#### Records for processing

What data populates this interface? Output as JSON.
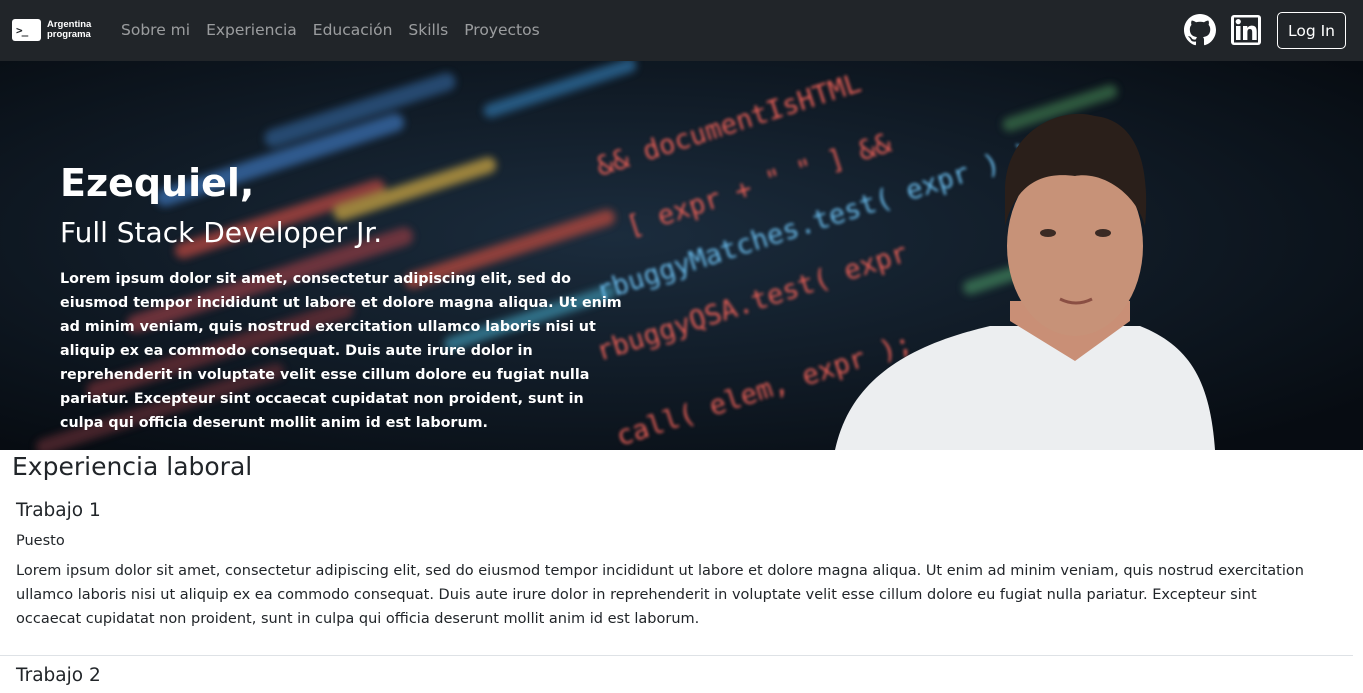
{
  "navbar": {
    "brand_symbol": ">_",
    "brand_line1": "Argentina",
    "brand_line2": "programa",
    "links": [
      "Sobre mi",
      "Experiencia",
      "Educación",
      "Skills",
      "Proyectos"
    ],
    "github_icon": "github-icon",
    "linkedin_icon": "linkedin-icon",
    "login_label": "Log In"
  },
  "hero": {
    "name": "Ezequiel,",
    "role": "Full Stack Developer Jr.",
    "description": "Lorem ipsum dolor sit amet, consectetur adipiscing elit, sed do eiusmod tempor incididunt ut labore et dolore magna aliqua. Ut enim ad minim veniam, quis nostrud exercitation ullamco laboris nisi ut aliquip ex ea commodo consequat. Duis aute irure dolor in reprehenderit in voluptate velit esse cillum dolore eu fugiat nulla pariatur. Excepteur sint occaecat cupidatat non proident, sunt in culpa qui officia deserunt mollit anim id est laborum.",
    "code_lines": [
      "documentIsHTML",
      "expr + \" \" ] &&",
      "rbuggyMatches.test( expr ) )",
      "rbuggyQSA.test( expr",
      "call( elem, expr );"
    ]
  },
  "experience": {
    "title": "Experiencia laboral",
    "jobs": [
      {
        "title": "Trabajo 1",
        "role": "Puesto",
        "description": "Lorem ipsum dolor sit amet, consectetur adipiscing elit, sed do eiusmod tempor incididunt ut labore et dolore magna aliqua. Ut enim ad minim veniam, quis nostrud exercitation ullamco laboris nisi ut aliquip ex ea commodo consequat. Duis aute irure dolor in reprehenderit in voluptate velit esse cillum dolore eu fugiat nulla pariatur. Excepteur sint occaecat cupidatat non proident, sunt in culpa qui officia deserunt mollit anim id est laborum."
      },
      {
        "title": "Trabajo 2"
      }
    ]
  },
  "colors": {
    "navbar_bg": "#212529",
    "hero_bg": "#0d1722",
    "text": "#212529"
  }
}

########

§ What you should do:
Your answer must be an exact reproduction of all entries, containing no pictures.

§ Output of the exercise:
What data populates this interface? Output as JSON.
{
  "navbar": {
    "brand_symbol": ">_",
    "brand_line1": "Argentina",
    "brand_line2": "programa",
    "links": [
      "Sobre mi",
      "Experiencia",
      "Educación",
      "Skills",
      "Proyectos"
    ],
    "github_icon": "github-icon",
    "linkedin_icon": "linkedin-icon",
    "login_label": "Log In"
  },
  "hero": {
    "name": "Ezequiel,",
    "role": "Full Stack Developer Jr.",
    "description": "Lorem ipsum dolor sit amet, consectetur adipiscing elit, sed do eiusmod tempor incididunt ut labore et dolore magna aliqua. Ut enim ad minim veniam, quis nostrud exercitation ullamco laboris nisi ut aliquip ex ea commodo consequat. Duis aute irure dolor in reprehenderit in voluptate velit esse cillum dolore eu fugiat nulla pariatur. Excepteur sint occaecat cupidatat non proident, sunt in culpa qui officia deserunt mollit anim id est laborum.",
    "code_lines": [
      "documentIsHTML",
      "expr + \" \" ] &&",
      "rbuggyMatches.test( expr ) )",
      "rbuggyQSA.test( expr",
      "call( elem, expr );"
    ]
  },
  "experience": {
    "title": "Experiencia laboral",
    "jobs": [
      {
        "title": "Trabajo 1",
        "role": "Puesto",
        "description": "Lorem ipsum dolor sit amet, consectetur adipiscing elit, sed do eiusmod tempor incididunt ut labore et dolore magna aliqua. Ut enim ad minim veniam, quis nostrud exercitation ullamco laboris nisi ut aliquip ex ea commodo consequat. Duis aute irure dolor in reprehenderit in voluptate velit esse cillum dolore eu fugiat nulla pariatur. Excepteur sint occaecat cupidatat non proident, sunt in culpa qui officia deserunt mollit anim id est laborum."
      },
      {
        "title": "Trabajo 2"
      }
    ]
  },
  "colors": {
    "navbar_bg": "#212529",
    "hero_bg": "#0d1722",
    "text": "#212529"
  }
}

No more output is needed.